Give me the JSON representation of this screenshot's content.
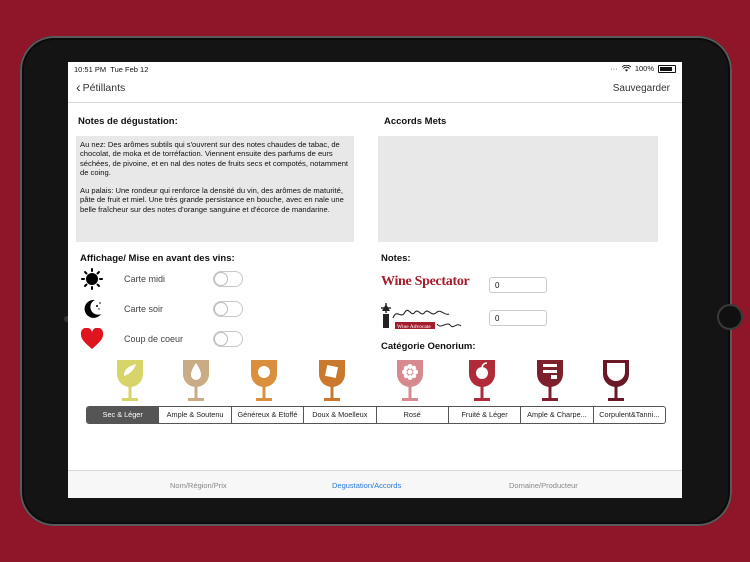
{
  "status": {
    "time": "10:51 PM",
    "date": "Tue Feb 12",
    "battery": "100%"
  },
  "nav": {
    "back_label": "Pétillants",
    "save_label": "Sauvegarder"
  },
  "tasting": {
    "title": "Notes de dégustation:",
    "nez": "Au nez: Des arômes subtils qui s'ouvrent sur des notes chaudes de tabac, de chocolat, de moka et de torréfaction. Viennent ensuite des parfums de eurs séchées, de pivoine, et en nal des notes de fruits secs et compotés, notamment de coing.",
    "palais": "Au palais: Une rondeur qui renforce la densité du vin, des arômes de maturité, pâte de fruit et miel. Une très grande persistance en bouche, avec en nale une belle fraîcheur sur des notes d'orange sanguine et d'écorce de mandarine."
  },
  "accords": {
    "title": "Accords Mets"
  },
  "display": {
    "title": "Affichage/ Mise en avant des vins:",
    "items": [
      {
        "label": "Carte midi",
        "icon": "sun-icon"
      },
      {
        "label": "Carte soir",
        "icon": "moon-icon"
      },
      {
        "label": "Coup de coeur",
        "icon": "heart-icon"
      }
    ]
  },
  "notes": {
    "title": "Notes:",
    "wine_spectator": "Wine Spectator",
    "wine_advocate": "Wine Advocate",
    "ws_value": "0",
    "rp_value": "0"
  },
  "categorie": {
    "title": "Catégorie Oenorium:",
    "segments": [
      "Sec & Léger",
      "Ample & Soutenu",
      "Généreux & Etoffé",
      "Doux & Moelleux",
      "Rosé",
      "Fruité & Léger",
      "Ample & Charpe...",
      "Corpulent&Tanni..."
    ],
    "selected": 0,
    "colors": [
      "#d7d46a",
      "#c9ab86",
      "#d98f3d",
      "#c9782e",
      "#d68a90",
      "#b12a3a",
      "#7d1f2c",
      "#6a1827"
    ]
  },
  "tabs": [
    "Nom/Région/Prix",
    "Degustation/Accords",
    "Domaine/Producteur"
  ],
  "active_tab": 1
}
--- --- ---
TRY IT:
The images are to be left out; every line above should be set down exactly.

EXERCISE SOLUTION:
Give me the JSON representation of this screenshot's content.
{
  "status": {
    "time": "10:51 PM",
    "date": "Tue Feb 12",
    "battery": "100%"
  },
  "nav": {
    "back_label": "Pétillants",
    "save_label": "Sauvegarder"
  },
  "tasting": {
    "title": "Notes de dégustation:",
    "nez": "Au nez: Des arômes subtils qui s'ouvrent sur des notes chaudes de tabac, de chocolat, de moka et de torréfaction. Viennent ensuite des parfums de eurs séchées, de pivoine, et en nal des notes de fruits secs et compotés, notamment de coing.",
    "palais": "Au palais: Une rondeur qui renforce la densité du vin, des arômes de maturité, pâte de fruit et miel. Une très grande persistance en bouche, avec en nale une belle fraîcheur sur des notes d'orange sanguine et d'écorce de mandarine."
  },
  "accords": {
    "title": "Accords Mets"
  },
  "display": {
    "title": "Affichage/ Mise en avant des vins:",
    "items": [
      {
        "label": "Carte midi",
        "icon": "sun-icon"
      },
      {
        "label": "Carte soir",
        "icon": "moon-icon"
      },
      {
        "label": "Coup de coeur",
        "icon": "heart-icon"
      }
    ]
  },
  "notes": {
    "title": "Notes:",
    "wine_spectator": "Wine Spectator",
    "wine_advocate": "Wine Advocate",
    "ws_value": "0",
    "rp_value": "0"
  },
  "categorie": {
    "title": "Catégorie Oenorium:",
    "segments": [
      "Sec & Léger",
      "Ample & Soutenu",
      "Généreux & Etoffé",
      "Doux & Moelleux",
      "Rosé",
      "Fruité & Léger",
      "Ample & Charpe...",
      "Corpulent&Tanni..."
    ],
    "selected": 0,
    "colors": [
      "#d7d46a",
      "#c9ab86",
      "#d98f3d",
      "#c9782e",
      "#d68a90",
      "#b12a3a",
      "#7d1f2c",
      "#6a1827"
    ]
  },
  "tabs": [
    "Nom/Région/Prix",
    "Degustation/Accords",
    "Domaine/Producteur"
  ],
  "active_tab": 1
}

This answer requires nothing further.